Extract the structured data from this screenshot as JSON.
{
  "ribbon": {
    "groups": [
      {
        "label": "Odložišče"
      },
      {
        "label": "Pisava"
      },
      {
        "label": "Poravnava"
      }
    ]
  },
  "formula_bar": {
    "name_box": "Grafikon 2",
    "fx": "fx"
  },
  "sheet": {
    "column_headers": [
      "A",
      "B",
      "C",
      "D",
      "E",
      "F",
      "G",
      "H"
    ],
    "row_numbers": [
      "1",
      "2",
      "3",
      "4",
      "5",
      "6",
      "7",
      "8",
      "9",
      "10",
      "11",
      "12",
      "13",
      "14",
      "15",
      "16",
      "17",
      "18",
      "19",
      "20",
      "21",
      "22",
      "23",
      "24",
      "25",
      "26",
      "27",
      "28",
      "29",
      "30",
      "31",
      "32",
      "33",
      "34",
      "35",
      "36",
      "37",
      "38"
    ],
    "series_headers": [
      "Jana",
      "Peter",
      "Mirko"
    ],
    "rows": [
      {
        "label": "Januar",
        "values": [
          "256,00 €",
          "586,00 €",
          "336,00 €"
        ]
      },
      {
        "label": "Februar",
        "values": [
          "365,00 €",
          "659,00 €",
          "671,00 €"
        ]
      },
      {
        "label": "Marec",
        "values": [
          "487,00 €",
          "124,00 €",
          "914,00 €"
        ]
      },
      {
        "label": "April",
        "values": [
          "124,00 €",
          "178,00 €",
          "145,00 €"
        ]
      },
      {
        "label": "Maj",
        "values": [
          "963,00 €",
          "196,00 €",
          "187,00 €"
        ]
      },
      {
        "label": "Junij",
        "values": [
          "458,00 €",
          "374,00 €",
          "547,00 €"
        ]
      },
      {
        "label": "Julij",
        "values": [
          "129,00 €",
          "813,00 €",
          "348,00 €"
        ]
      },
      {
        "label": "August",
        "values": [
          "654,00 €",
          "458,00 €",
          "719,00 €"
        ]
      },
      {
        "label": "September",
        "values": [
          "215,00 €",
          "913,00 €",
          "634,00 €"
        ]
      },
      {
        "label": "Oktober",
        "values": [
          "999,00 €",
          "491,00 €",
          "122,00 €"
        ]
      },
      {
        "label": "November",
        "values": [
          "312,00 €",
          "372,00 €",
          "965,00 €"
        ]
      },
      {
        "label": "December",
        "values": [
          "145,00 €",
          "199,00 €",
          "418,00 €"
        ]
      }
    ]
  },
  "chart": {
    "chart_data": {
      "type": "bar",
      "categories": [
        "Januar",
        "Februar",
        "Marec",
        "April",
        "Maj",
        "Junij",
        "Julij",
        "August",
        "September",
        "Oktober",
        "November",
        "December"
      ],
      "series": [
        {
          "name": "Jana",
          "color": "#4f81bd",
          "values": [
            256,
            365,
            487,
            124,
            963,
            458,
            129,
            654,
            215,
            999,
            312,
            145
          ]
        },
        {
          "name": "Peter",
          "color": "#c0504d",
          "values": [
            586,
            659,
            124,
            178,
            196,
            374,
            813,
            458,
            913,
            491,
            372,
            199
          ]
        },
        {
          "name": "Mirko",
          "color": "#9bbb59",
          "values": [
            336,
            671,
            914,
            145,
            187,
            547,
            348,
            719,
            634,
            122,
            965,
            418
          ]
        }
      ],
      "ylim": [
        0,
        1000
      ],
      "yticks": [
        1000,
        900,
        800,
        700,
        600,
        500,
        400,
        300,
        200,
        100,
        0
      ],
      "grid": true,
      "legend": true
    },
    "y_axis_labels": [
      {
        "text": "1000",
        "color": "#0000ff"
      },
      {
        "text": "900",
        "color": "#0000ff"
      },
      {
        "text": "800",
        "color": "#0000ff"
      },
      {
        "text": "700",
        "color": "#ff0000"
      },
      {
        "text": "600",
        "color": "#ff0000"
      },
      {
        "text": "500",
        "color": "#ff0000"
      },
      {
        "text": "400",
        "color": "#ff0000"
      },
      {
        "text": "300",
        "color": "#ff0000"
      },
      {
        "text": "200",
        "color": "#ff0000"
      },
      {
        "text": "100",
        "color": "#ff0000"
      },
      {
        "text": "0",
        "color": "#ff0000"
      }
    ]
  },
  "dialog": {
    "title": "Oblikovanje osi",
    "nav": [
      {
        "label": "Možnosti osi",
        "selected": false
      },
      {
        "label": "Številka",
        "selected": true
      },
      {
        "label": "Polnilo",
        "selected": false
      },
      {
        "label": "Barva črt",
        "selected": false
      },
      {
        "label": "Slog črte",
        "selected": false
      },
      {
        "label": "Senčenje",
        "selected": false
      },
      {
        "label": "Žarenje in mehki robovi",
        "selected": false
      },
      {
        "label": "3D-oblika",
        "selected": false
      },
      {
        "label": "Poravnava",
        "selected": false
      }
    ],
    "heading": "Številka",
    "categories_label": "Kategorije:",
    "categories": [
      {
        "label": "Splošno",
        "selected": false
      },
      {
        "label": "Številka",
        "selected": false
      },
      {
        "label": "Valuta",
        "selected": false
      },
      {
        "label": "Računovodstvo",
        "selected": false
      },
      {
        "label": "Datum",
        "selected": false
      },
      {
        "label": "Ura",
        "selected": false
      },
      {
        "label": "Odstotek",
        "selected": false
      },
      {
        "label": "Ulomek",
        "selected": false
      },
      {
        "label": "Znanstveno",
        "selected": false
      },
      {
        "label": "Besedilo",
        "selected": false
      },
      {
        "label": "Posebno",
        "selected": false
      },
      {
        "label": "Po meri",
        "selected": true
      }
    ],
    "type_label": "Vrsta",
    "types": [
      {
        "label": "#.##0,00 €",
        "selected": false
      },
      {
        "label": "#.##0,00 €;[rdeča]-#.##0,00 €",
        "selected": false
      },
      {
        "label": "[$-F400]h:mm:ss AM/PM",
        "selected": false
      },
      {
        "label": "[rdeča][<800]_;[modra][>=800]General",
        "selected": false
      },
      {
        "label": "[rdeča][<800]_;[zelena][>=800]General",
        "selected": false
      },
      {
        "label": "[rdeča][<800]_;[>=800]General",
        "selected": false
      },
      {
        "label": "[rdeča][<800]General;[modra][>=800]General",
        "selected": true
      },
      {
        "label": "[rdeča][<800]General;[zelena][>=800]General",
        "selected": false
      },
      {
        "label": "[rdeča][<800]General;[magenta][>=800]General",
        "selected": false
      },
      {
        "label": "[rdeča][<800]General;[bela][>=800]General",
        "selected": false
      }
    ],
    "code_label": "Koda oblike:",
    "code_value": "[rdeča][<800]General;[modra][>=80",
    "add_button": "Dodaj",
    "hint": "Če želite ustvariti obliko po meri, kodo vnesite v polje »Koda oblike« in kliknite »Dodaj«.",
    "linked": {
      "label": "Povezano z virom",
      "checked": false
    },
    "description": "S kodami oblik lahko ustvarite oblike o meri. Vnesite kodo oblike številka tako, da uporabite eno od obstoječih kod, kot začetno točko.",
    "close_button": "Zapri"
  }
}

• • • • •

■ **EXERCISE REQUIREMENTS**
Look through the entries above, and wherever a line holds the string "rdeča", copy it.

■ **YOUR SOLUTION**
        "label": "#.##0,00 €;[rdeča]-#.##0,00 €",
        "label": "[rdeča][<800]_;[modra][>=800]General",
        "label": "[rdeča][<800]_;[zelena][>=800]General",
        "label": "[rdeča][<800]_;[>=800]General",
        "label": "[rdeča][<800]General;[modra][>=800]General",
        "label": "[rdeča][<800]General;[zelena][>=800]General",
        "label": "[rdeča][<800]General;[magenta][>=800]General",
        "label": "[rdeča][<800]General;[bela][>=800]General",
    "code_value": "[rdeča][<800]General;[modra][>=80",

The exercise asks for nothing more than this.